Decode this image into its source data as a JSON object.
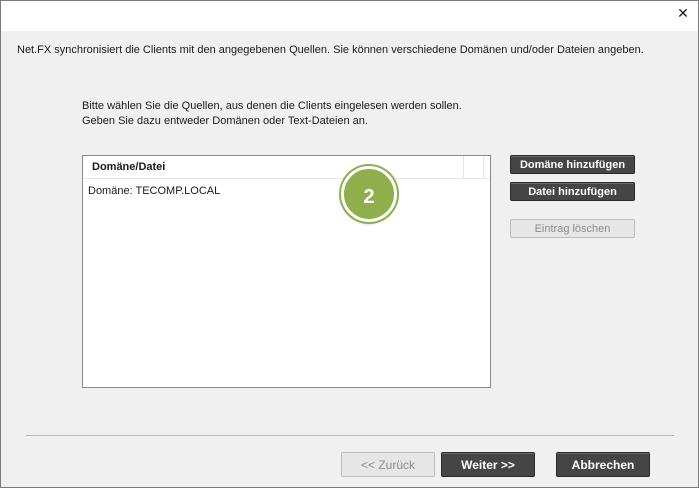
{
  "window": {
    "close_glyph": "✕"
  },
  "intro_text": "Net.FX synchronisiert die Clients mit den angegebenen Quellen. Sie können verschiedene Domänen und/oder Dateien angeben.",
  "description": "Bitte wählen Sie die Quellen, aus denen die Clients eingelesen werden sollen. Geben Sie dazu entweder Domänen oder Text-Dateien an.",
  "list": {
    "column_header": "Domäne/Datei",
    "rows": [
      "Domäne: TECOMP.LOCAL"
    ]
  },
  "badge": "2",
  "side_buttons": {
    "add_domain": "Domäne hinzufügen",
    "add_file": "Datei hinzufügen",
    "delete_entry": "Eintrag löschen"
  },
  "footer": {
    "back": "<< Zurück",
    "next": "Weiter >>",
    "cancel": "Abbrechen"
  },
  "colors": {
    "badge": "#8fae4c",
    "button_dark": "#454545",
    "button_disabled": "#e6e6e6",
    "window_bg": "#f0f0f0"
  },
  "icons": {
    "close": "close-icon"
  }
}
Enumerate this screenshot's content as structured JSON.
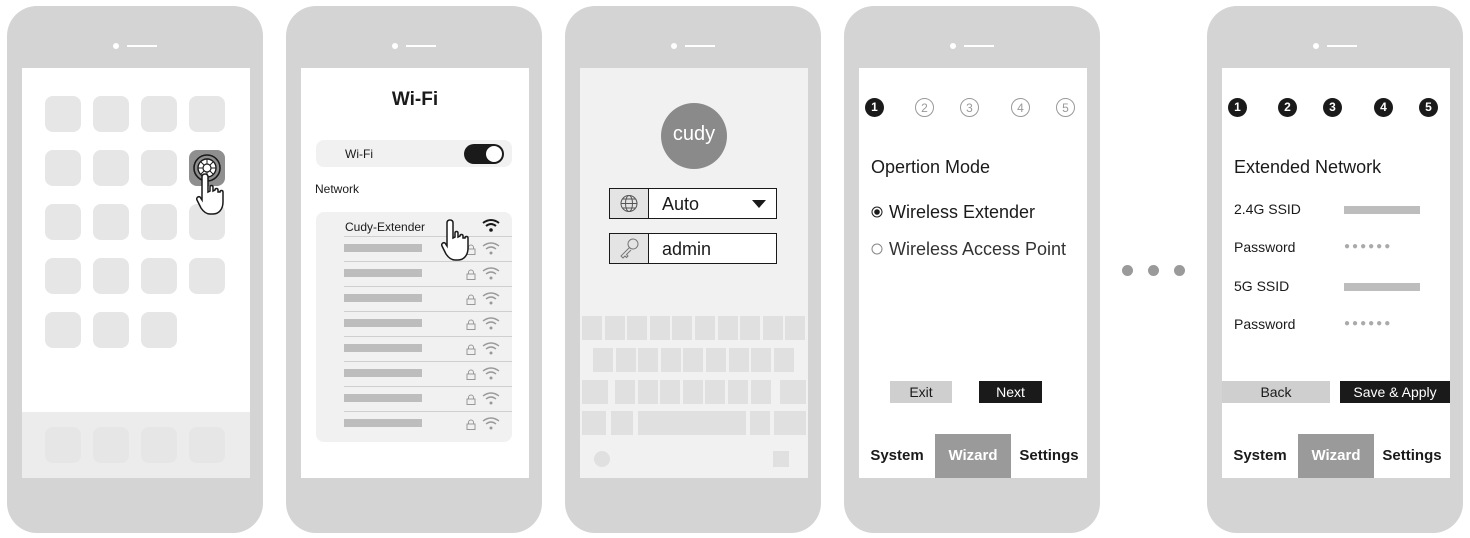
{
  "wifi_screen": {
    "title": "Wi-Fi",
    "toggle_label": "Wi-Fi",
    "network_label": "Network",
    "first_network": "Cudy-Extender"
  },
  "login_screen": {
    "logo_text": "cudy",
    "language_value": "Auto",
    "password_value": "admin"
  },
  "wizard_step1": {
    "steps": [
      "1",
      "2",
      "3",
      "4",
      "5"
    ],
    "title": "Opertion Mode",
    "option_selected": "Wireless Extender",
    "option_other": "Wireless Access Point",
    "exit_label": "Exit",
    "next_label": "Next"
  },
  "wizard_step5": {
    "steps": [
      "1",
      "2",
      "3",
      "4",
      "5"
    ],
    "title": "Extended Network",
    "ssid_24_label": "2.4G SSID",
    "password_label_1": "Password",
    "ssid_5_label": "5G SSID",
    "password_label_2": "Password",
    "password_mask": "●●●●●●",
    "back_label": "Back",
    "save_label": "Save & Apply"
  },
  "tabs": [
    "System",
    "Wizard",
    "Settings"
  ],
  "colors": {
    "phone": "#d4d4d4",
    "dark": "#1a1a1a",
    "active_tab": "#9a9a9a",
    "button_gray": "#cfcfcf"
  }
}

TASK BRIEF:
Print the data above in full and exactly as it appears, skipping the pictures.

EXERCISE SOLUTION:
Decode this image into its source data as a JSON object.
{
  "window": {
    "close_glyph": "✕"
  },
  "intro_text": "Net.FX synchronisiert die Clients mit den angegebenen Quellen. Sie können verschiedene Domänen und/oder Dateien angeben.",
  "description": "Bitte wählen Sie die Quellen, aus denen die Clients eingelesen werden sollen. Geben Sie dazu entweder Domänen oder Text-Dateien an.",
  "list": {
    "column_header": "Domäne/Datei",
    "rows": [
      "Domäne: TECOMP.LOCAL"
    ]
  },
  "badge": "2",
  "side_buttons": {
    "add_domain": "Domäne hinzufügen",
    "add_file": "Datei hinzufügen",
    "delete_entry": "Eintrag löschen"
  },
  "footer": {
    "back": "<< Zurück",
    "next": "Weiter >>",
    "cancel": "Abbrechen"
  },
  "colors": {
    "badge": "#8fae4c",
    "button_dark": "#454545",
    "button_disabled": "#e6e6e6",
    "window_bg": "#f0f0f0"
  },
  "icons": {
    "close": "close-icon"
  }
}
Enumerate this screenshot's content as structured JSON.
{
  "wifi_screen": {
    "title": "Wi-Fi",
    "toggle_label": "Wi-Fi",
    "network_label": "Network",
    "first_network": "Cudy-Extender"
  },
  "login_screen": {
    "logo_text": "cudy",
    "language_value": "Auto",
    "password_value": "admin"
  },
  "wizard_step1": {
    "steps": [
      "1",
      "2",
      "3",
      "4",
      "5"
    ],
    "title": "Opertion Mode",
    "option_selected": "Wireless Extender",
    "option_other": "Wireless Access Point",
    "exit_label": "Exit",
    "next_label": "Next"
  },
  "wizard_step5": {
    "steps": [
      "1",
      "2",
      "3",
      "4",
      "5"
    ],
    "title": "Extended Network",
    "ssid_24_label": "2.4G SSID",
    "password_label_1": "Password",
    "ssid_5_label": "5G SSID",
    "password_label_2": "Password",
    "password_mask": "●●●●●●",
    "back_label": "Back",
    "save_label": "Save & Apply"
  },
  "tabs": [
    "System",
    "Wizard",
    "Settings"
  ],
  "colors": {
    "phone": "#d4d4d4",
    "dark": "#1a1a1a",
    "active_tab": "#9a9a9a",
    "button_gray": "#cfcfcf"
  }
}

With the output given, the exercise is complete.